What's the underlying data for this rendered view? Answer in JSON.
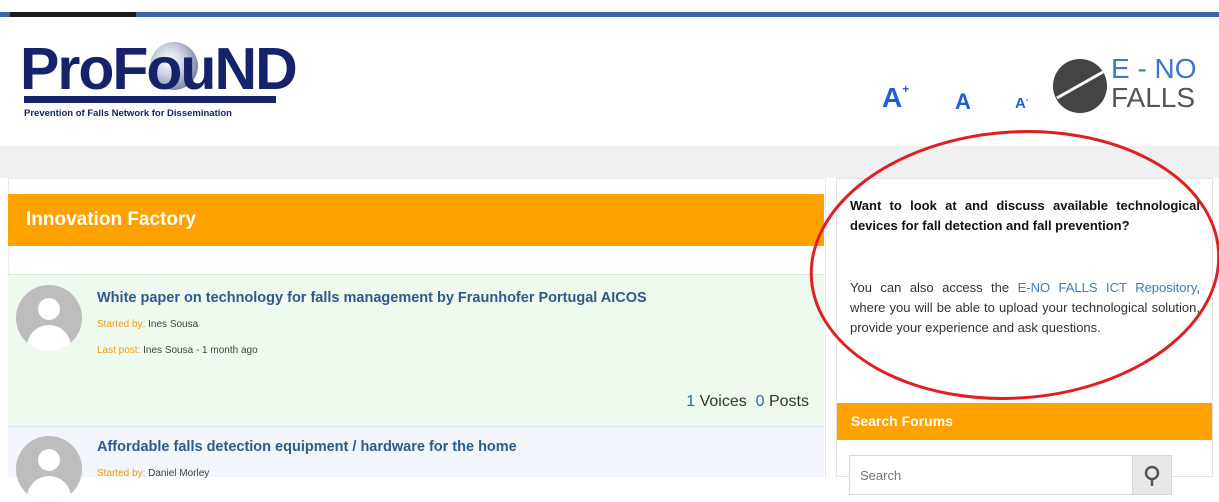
{
  "header": {
    "logo": {
      "text": "ProFouND",
      "subtitle": "Prevention of Falls Network for Dissemination"
    },
    "font_size_controls": [
      {
        "label": "A",
        "icon": "font-increase-icon"
      },
      {
        "label": "A",
        "icon": "font-reset-icon"
      },
      {
        "label": "A",
        "icon": "font-decrease-icon"
      }
    ],
    "partner_logo": {
      "line1": "E - NO",
      "line2": "FALLS"
    }
  },
  "forum": {
    "title": "Innovation Factory",
    "topics": [
      {
        "title": "White paper on technology for falls management by Fraunhofer Portugal AICOS",
        "started_by_label": "Started by:",
        "started_by": "Ines Sousa",
        "last_post_label": "Last post:",
        "last_post": "Ines Sousa - 1 month ago",
        "voices_count": "1",
        "voices_label": "Voices",
        "posts_count": "0",
        "posts_label": "Posts"
      },
      {
        "title": "Affordable falls detection equipment / hardware for the home",
        "started_by_label": "Started by:",
        "started_by": "Daniel Morley"
      }
    ]
  },
  "sidebar": {
    "question": "Want to look at and discuss available technological devices for fall detection and fall prevention?",
    "paragraph_before": "You can also access the ",
    "link_text": "E-NO FALLS ICT Repository",
    "paragraph_after": ", where you will be able to upload your technological solution, provide your experience and ask questions.",
    "search_title": "Search Forums",
    "search_placeholder": "Search",
    "search_icon": "search-icon"
  },
  "colors": {
    "accent_orange": "#ffa200",
    "logo_navy": "#16236b",
    "link_blue": "#2d5a8c",
    "font_control_blue": "#1e5fd6",
    "annotation_red": "#e02020"
  }
}
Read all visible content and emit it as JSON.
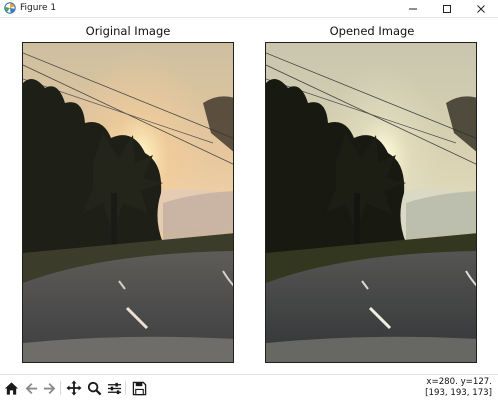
{
  "window": {
    "title": "Figure 1",
    "icon": "matplotlib-figure-icon",
    "controls": [
      "minimize-icon",
      "maximize-icon",
      "close-icon"
    ]
  },
  "figure": {
    "panels": [
      {
        "title": "Original Image",
        "image": "sunset-road-original"
      },
      {
        "title": "Opened Image",
        "image": "sunset-road-opened"
      }
    ]
  },
  "toolbar": {
    "tools": [
      "home-icon",
      "back-arrow-icon",
      "forward-arrow-icon",
      "pan-icon",
      "zoom-icon",
      "configure-subplots-icon",
      "save-icon"
    ]
  },
  "status": {
    "coords": "x=280. y=127.",
    "pixel": "[193, 193, 173]"
  }
}
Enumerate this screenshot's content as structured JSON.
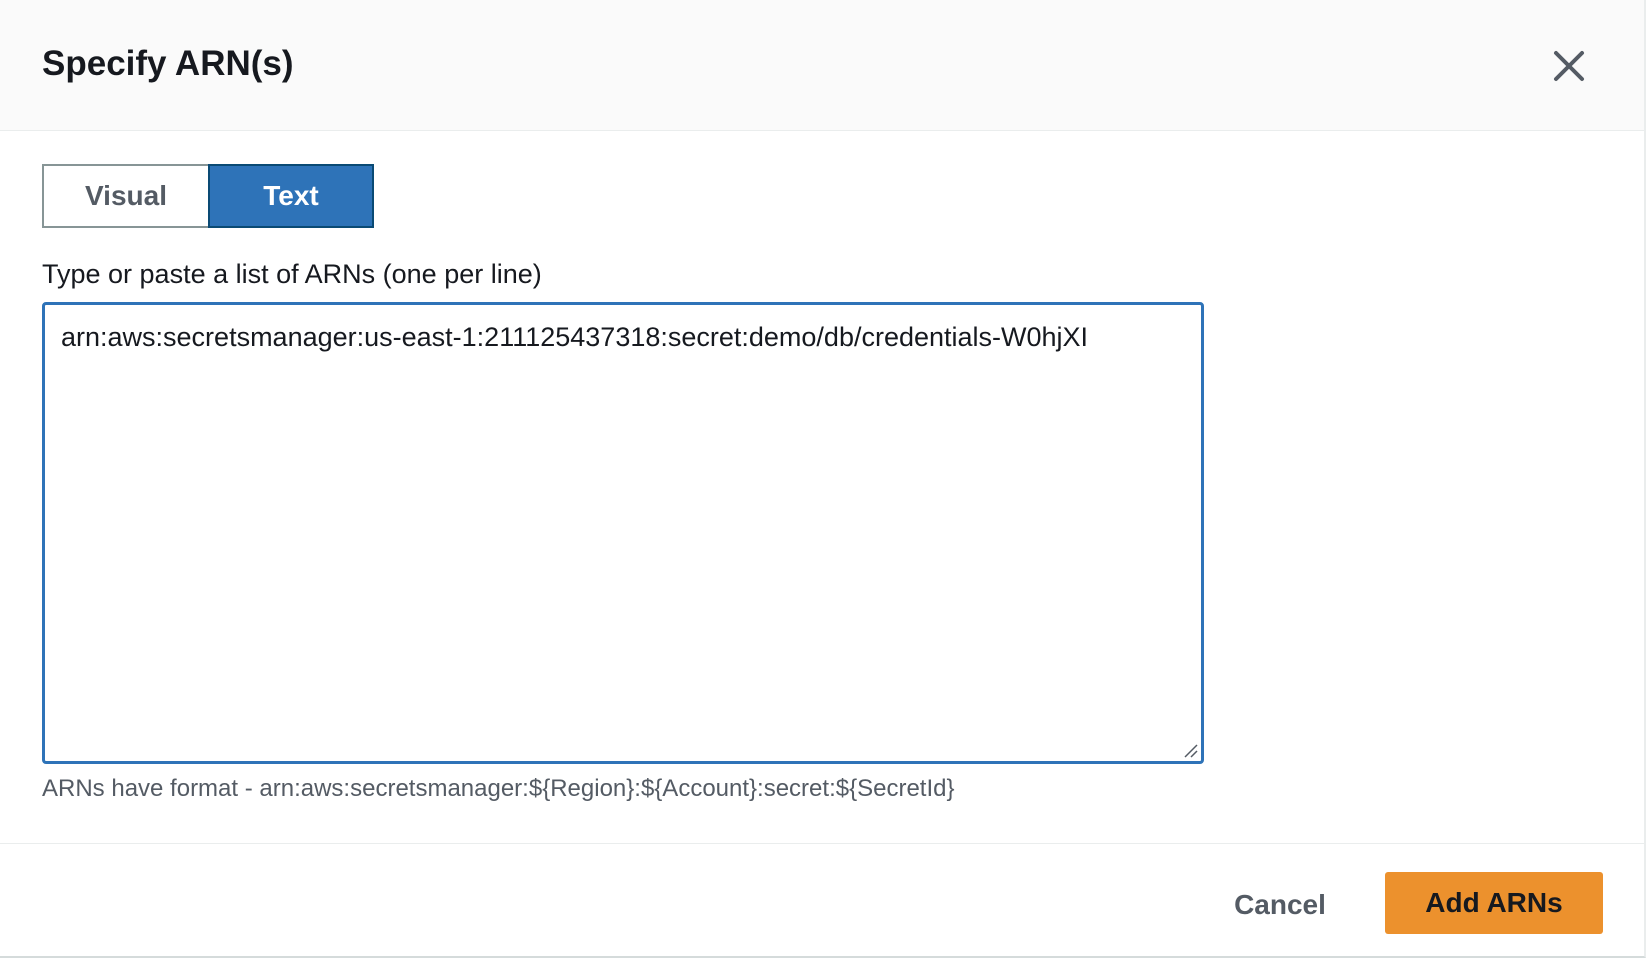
{
  "modal": {
    "title": "Specify ARN(s)",
    "close_icon": "close-icon"
  },
  "toggle": {
    "options": [
      {
        "label": "Visual",
        "selected": false
      },
      {
        "label": "Text",
        "selected": true
      }
    ]
  },
  "arn_input": {
    "label": "Type or paste a list of ARNs (one per line)",
    "value": "arn:aws:secretsmanager:us-east-1:211125437318:secret:demo/db/credentials-W0hjXI",
    "hint": "ARNs have format - arn:aws:secretsmanager:${Region}:${Account}:secret:${SecretId}",
    "resize_icon": "resize-handle-icon"
  },
  "footer": {
    "cancel_label": "Cancel",
    "submit_label": "Add ARNs"
  },
  "colors": {
    "primary_button": "#ec912d",
    "selected_toggle": "#2e73b8",
    "focus_border": "#2e73b8",
    "header_background": "#fafafa"
  }
}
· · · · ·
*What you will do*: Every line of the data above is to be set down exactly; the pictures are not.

*Final answer*:
What's the underlying data for this rendered view? Answer in JSON.
{
  "header": {
    "logo": {
      "text": "ProFouND",
      "subtitle": "Prevention of Falls Network for Dissemination"
    },
    "font_size_controls": [
      {
        "label": "A",
        "icon": "font-increase-icon"
      },
      {
        "label": "A",
        "icon": "font-reset-icon"
      },
      {
        "label": "A",
        "icon": "font-decrease-icon"
      }
    ],
    "partner_logo": {
      "line1": "E - NO",
      "line2": "FALLS"
    }
  },
  "forum": {
    "title": "Innovation Factory",
    "topics": [
      {
        "title": "White paper on technology for falls management by Fraunhofer Portugal AICOS",
        "started_by_label": "Started by:",
        "started_by": "Ines Sousa",
        "last_post_label": "Last post:",
        "last_post": "Ines Sousa - 1 month ago",
        "voices_count": "1",
        "voices_label": "Voices",
        "posts_count": "0",
        "posts_label": "Posts"
      },
      {
        "title": "Affordable falls detection equipment / hardware for the home",
        "started_by_label": "Started by:",
        "started_by": "Daniel Morley"
      }
    ]
  },
  "sidebar": {
    "question": "Want to look at and discuss available technological devices for fall detection and fall prevention?",
    "paragraph_before": "You can also access the ",
    "link_text": "E-NO FALLS ICT Repository",
    "paragraph_after": ", where you will be able to upload your technological solution, provide your experience and ask questions.",
    "search_title": "Search Forums",
    "search_placeholder": "Search",
    "search_icon": "search-icon"
  },
  "colors": {
    "accent_orange": "#ffa200",
    "logo_navy": "#16236b",
    "link_blue": "#2d5a8c",
    "font_control_blue": "#1e5fd6",
    "annotation_red": "#e02020"
  }
}
Read all visible content and emit it as JSON.
{
  "window": {
    "title": "Figure 1",
    "icon": "matplotlib-figure-icon",
    "controls": [
      "minimize-icon",
      "maximize-icon",
      "close-icon"
    ]
  },
  "figure": {
    "panels": [
      {
        "title": "Original Image",
        "image": "sunset-road-original"
      },
      {
        "title": "Opened Image",
        "image": "sunset-road-opened"
      }
    ]
  },
  "toolbar": {
    "tools": [
      "home-icon",
      "back-arrow-icon",
      "forward-arrow-icon",
      "pan-icon",
      "zoom-icon",
      "configure-subplots-icon",
      "save-icon"
    ]
  },
  "status": {
    "coords": "x=280. y=127.",
    "pixel": "[193, 193, 173]"
  }
}
Enumerate this screenshot's content as structured JSON.
{
  "modal": {
    "title": "Specify ARN(s)",
    "close_icon": "close-icon"
  },
  "toggle": {
    "options": [
      {
        "label": "Visual",
        "selected": false
      },
      {
        "label": "Text",
        "selected": true
      }
    ]
  },
  "arn_input": {
    "label": "Type or paste a list of ARNs (one per line)",
    "value": "arn:aws:secretsmanager:us-east-1:211125437318:secret:demo/db/credentials-W0hjXI",
    "hint": "ARNs have format - arn:aws:secretsmanager:${Region}:${Account}:secret:${SecretId}",
    "resize_icon": "resize-handle-icon"
  },
  "footer": {
    "cancel_label": "Cancel",
    "submit_label": "Add ARNs"
  },
  "colors": {
    "primary_button": "#ec912d",
    "selected_toggle": "#2e73b8",
    "focus_border": "#2e73b8",
    "header_background": "#fafafa"
  }
}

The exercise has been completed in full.